Start of Block
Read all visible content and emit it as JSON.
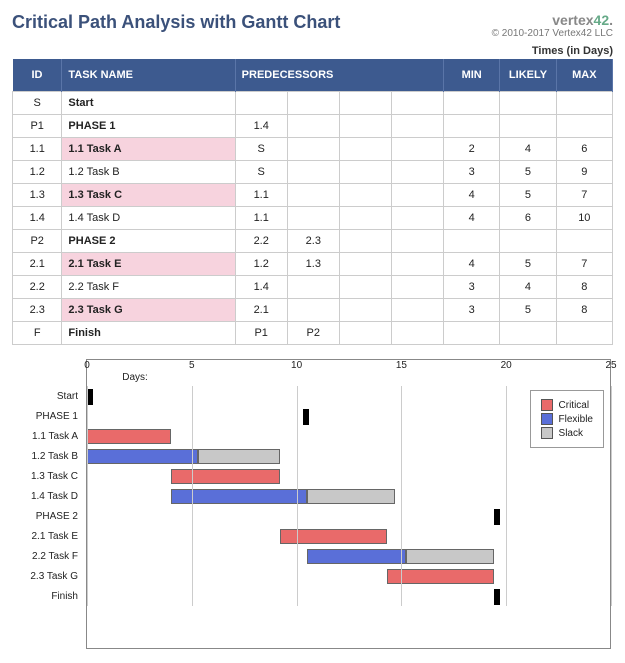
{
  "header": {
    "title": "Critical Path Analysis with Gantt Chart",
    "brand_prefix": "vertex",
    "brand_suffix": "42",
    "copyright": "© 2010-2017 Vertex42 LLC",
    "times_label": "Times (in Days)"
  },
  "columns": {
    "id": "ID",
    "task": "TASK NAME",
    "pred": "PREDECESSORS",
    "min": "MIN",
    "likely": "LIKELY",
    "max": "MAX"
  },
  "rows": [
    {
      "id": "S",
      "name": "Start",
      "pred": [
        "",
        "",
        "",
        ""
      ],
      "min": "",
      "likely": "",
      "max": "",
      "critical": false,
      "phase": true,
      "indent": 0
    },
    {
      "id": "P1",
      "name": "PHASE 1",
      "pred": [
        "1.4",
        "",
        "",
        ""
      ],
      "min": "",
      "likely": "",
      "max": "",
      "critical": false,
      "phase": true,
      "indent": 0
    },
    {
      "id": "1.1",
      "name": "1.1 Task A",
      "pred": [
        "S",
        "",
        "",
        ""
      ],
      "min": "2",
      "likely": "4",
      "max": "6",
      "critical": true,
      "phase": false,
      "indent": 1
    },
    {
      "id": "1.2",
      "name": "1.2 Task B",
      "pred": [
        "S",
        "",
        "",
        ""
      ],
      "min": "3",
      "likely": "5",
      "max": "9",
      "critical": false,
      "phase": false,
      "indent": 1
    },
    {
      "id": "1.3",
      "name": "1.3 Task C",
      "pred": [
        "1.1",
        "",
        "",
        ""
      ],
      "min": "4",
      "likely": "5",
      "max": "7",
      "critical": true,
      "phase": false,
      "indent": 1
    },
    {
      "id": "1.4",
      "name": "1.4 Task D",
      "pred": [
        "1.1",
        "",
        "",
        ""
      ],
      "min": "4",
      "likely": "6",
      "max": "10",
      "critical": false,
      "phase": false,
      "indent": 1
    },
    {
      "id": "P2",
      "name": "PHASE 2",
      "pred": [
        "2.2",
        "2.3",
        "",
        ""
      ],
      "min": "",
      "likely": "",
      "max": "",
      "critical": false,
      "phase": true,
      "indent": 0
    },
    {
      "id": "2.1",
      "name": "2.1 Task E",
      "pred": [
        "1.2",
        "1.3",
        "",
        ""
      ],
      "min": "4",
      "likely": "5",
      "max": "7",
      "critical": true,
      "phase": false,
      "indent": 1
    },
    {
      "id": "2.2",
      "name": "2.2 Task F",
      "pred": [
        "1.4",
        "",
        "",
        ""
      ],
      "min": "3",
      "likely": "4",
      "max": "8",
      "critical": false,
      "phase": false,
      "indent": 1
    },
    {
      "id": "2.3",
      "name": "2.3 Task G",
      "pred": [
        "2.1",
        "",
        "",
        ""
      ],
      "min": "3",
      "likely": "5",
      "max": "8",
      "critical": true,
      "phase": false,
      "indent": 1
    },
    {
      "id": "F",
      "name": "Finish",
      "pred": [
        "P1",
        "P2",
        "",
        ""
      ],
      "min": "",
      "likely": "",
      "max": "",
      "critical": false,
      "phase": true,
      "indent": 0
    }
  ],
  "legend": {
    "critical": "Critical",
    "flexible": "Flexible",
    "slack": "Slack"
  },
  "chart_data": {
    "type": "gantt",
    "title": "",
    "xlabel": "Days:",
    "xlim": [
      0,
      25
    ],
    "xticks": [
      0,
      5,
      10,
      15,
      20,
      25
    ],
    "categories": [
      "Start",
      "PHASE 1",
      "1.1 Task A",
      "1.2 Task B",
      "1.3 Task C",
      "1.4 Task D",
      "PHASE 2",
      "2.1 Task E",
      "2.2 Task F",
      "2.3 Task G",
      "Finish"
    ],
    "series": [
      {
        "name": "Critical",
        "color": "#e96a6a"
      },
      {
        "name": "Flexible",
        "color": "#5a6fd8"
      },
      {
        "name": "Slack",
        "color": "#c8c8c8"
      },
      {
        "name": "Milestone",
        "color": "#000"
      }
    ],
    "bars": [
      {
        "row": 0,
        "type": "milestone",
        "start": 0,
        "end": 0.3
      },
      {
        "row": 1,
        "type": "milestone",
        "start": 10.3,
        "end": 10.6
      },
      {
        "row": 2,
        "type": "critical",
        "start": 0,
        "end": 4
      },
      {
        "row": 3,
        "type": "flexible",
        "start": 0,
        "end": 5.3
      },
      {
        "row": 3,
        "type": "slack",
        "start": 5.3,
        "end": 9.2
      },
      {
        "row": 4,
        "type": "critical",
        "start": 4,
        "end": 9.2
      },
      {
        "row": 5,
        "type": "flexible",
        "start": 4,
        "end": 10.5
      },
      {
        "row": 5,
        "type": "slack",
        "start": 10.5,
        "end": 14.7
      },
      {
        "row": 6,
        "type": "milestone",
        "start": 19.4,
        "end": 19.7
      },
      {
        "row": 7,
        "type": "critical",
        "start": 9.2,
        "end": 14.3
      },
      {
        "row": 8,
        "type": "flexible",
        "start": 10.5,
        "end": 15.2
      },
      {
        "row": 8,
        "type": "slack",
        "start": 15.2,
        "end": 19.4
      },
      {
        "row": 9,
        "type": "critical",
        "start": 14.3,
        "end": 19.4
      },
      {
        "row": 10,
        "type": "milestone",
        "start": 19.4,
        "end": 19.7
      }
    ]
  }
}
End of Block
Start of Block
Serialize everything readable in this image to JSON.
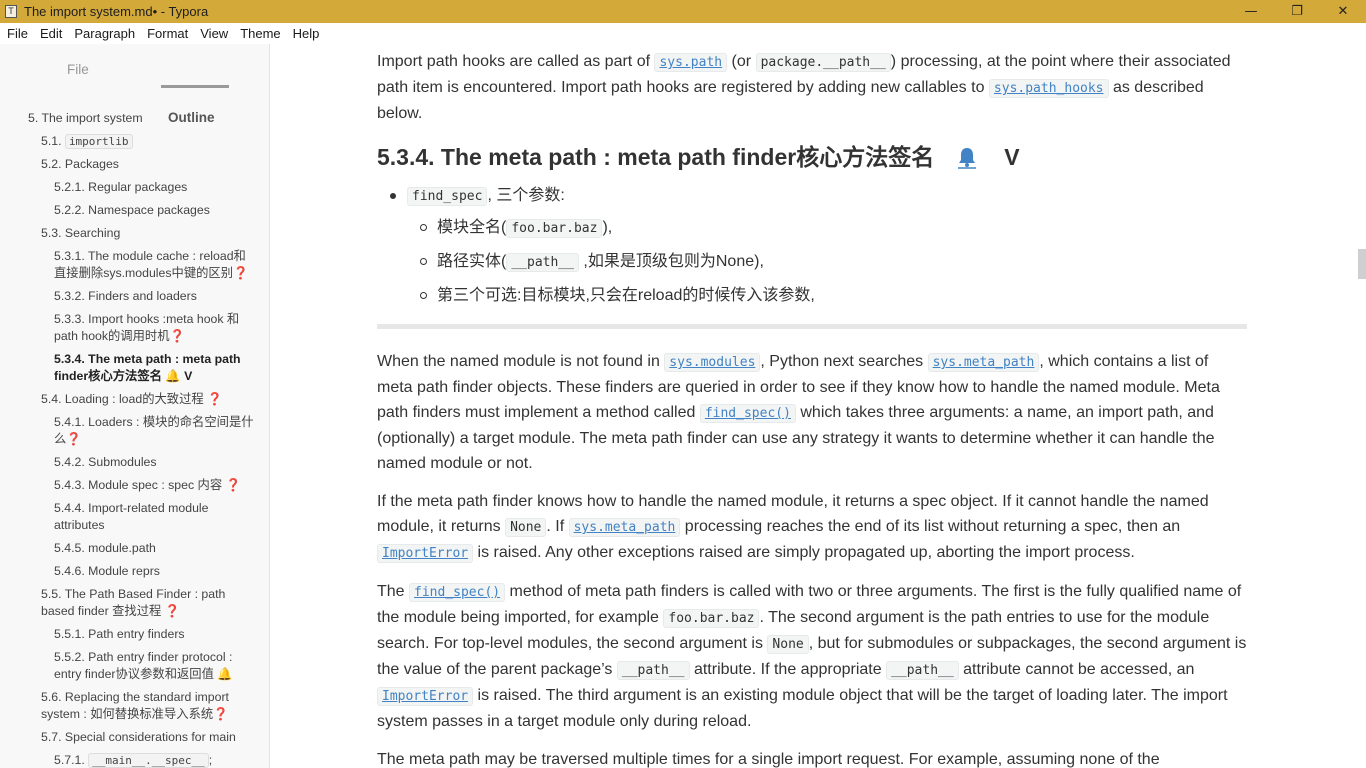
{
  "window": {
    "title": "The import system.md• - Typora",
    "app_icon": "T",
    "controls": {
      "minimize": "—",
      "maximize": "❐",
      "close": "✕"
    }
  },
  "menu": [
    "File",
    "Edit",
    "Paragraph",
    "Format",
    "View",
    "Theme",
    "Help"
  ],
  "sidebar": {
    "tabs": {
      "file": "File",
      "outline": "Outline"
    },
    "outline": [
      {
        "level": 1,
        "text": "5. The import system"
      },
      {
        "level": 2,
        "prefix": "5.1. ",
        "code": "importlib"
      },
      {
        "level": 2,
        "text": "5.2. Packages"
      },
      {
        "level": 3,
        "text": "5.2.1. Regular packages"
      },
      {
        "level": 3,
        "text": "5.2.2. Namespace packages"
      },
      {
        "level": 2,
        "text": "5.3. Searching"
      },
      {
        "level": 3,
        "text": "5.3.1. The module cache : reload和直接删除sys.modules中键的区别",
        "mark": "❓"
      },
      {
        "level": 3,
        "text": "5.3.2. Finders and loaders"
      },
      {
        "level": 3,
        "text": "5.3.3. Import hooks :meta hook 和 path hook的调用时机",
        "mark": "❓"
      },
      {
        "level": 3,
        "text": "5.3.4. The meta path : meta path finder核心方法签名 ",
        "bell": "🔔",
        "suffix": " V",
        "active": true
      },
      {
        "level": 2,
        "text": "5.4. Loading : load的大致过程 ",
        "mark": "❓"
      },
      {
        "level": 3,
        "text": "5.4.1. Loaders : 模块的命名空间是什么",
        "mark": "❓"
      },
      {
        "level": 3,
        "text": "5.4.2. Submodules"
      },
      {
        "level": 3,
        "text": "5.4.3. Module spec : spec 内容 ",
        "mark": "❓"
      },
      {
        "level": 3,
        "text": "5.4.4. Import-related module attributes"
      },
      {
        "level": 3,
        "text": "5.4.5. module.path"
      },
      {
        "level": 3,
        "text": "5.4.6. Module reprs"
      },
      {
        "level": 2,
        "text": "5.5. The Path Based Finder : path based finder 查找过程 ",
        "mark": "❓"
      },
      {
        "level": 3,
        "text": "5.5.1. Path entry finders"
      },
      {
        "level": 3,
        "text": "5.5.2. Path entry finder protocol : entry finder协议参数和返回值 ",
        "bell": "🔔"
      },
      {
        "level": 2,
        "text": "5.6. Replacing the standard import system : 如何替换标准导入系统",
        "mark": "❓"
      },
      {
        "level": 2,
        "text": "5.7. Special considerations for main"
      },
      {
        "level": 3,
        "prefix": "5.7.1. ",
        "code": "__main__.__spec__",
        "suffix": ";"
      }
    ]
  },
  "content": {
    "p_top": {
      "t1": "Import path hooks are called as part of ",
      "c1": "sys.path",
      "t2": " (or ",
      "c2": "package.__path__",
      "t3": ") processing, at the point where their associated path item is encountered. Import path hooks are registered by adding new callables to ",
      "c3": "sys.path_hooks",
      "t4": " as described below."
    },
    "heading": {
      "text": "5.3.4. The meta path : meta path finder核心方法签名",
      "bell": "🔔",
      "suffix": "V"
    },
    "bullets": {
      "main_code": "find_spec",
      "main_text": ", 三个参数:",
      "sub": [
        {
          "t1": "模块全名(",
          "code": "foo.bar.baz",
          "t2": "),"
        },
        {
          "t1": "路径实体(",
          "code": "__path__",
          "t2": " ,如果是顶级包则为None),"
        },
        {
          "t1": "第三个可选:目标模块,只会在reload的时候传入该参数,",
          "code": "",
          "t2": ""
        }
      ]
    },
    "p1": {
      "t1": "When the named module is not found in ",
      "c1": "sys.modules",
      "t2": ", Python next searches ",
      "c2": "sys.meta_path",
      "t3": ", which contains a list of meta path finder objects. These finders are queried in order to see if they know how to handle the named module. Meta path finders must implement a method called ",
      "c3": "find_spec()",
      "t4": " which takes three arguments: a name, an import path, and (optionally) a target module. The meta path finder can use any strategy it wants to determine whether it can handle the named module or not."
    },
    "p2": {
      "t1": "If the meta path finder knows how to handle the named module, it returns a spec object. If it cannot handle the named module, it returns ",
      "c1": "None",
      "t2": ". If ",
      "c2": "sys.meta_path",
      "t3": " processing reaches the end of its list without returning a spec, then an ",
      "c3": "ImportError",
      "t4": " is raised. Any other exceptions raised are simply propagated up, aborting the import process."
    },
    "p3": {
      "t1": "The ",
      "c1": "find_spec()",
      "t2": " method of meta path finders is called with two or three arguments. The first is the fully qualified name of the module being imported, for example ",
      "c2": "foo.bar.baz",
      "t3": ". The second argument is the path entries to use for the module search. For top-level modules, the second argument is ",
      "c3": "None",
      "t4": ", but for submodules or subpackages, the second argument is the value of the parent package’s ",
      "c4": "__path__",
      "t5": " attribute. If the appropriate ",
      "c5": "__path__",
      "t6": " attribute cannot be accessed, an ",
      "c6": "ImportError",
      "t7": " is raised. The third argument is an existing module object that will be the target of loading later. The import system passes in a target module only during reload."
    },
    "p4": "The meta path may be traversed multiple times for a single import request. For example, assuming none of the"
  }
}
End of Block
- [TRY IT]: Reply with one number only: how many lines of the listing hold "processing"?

- [TASK ANSWER]: 2